Biology of Reproduction 05/2010; 83(2):220-7. · 4.03 Impact Factor
[Show abstract][Hide abstract] ABSTRACT: The renin angiotensin system (RAS; most well-known for its critical roles in the regulation of cardiovascular function and hydromineral balance) has regained the spotlight for its potential roles in various aspects of the metabolic syndrome. It may serve as a causal link among obesity and several co-morbidities. Drugs that reduce the synthesis or action of angiotensin-II (A-II; the primary effector peptide of the RAS) have been used to treat hypertension for decades and, more recently, clinical trials have determined the utility of these pharmacological agents to prevent insulin resistance. Moreover, there is evidence that the RAS contributes to body weight regulation by acting in various tissues. This review summarizes what is known of the actions of the RAS in the brain and throughout the body to influence various metabolic disorders. Special emphasis is given to the role of the RAS in body weight regulation. The paper represents an invited review by a symposium, award winner or keynote speaker at the Society for the Study of Ingestive Behavior [SSIB] Annual Meeting in Portland, July 2009.
[Show abstract][Hide abstract] ABSTRACT: Mineralocorticoids and glucocorticoids are steroid hormones that are released by the adrenal cortex in response to stress and hydromineral imbalance. Historically, adrenocorticosteroid actions are attributed to effects on gene transcription. More recently, however, it has become clear that genome-independent pathways represent an important facet of adrenal steroid actions. These hormones exert nongenomic effects throughout the body, although a significant portion of their actions are specific to the central nervous system. These actions are mediated by a variety of signalling pathways, and lead to physiologically meaningful events in vitro and in vivo. We review the nongenomic effects of adrenal steroids in the central nervous system at the levels of behaviour, neural system activity, individual neurone activity and subcellular signalling activity.
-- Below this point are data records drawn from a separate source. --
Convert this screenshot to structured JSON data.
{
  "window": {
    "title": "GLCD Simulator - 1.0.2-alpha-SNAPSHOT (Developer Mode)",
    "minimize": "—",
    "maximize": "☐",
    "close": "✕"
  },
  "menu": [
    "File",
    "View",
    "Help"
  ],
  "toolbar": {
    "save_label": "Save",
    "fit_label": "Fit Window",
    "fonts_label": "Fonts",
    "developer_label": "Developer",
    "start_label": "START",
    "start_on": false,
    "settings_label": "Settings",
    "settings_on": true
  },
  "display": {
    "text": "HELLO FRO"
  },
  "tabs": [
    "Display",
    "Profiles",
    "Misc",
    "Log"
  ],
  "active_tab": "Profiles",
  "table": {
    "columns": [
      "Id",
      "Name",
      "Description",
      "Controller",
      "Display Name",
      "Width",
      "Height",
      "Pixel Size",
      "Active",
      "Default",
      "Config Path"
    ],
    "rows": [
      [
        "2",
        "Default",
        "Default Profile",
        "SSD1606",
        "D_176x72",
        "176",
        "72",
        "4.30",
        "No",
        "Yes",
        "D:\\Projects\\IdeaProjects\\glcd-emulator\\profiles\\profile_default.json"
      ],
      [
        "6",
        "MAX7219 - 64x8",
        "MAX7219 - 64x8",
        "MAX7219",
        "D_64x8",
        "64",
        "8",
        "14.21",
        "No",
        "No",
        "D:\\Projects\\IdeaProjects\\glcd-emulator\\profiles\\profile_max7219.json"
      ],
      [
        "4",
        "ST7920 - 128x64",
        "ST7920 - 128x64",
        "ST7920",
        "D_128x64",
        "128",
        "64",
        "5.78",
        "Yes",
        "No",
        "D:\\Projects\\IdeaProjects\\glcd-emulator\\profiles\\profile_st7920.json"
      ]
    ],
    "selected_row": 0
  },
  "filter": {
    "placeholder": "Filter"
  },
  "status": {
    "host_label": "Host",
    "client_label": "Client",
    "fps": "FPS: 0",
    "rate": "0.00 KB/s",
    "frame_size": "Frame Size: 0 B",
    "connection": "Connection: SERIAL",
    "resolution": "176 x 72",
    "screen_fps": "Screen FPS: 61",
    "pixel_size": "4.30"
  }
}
A clearer understanding of adrenal steroid activity in the central nervous system will lead to a better ability to treat human disease as well as reduce the side-effects of the steroid treatments already in use.
Journal of Neuroendocrinology 03/2010; 22(8):846-61. · 3.51 Impact Factor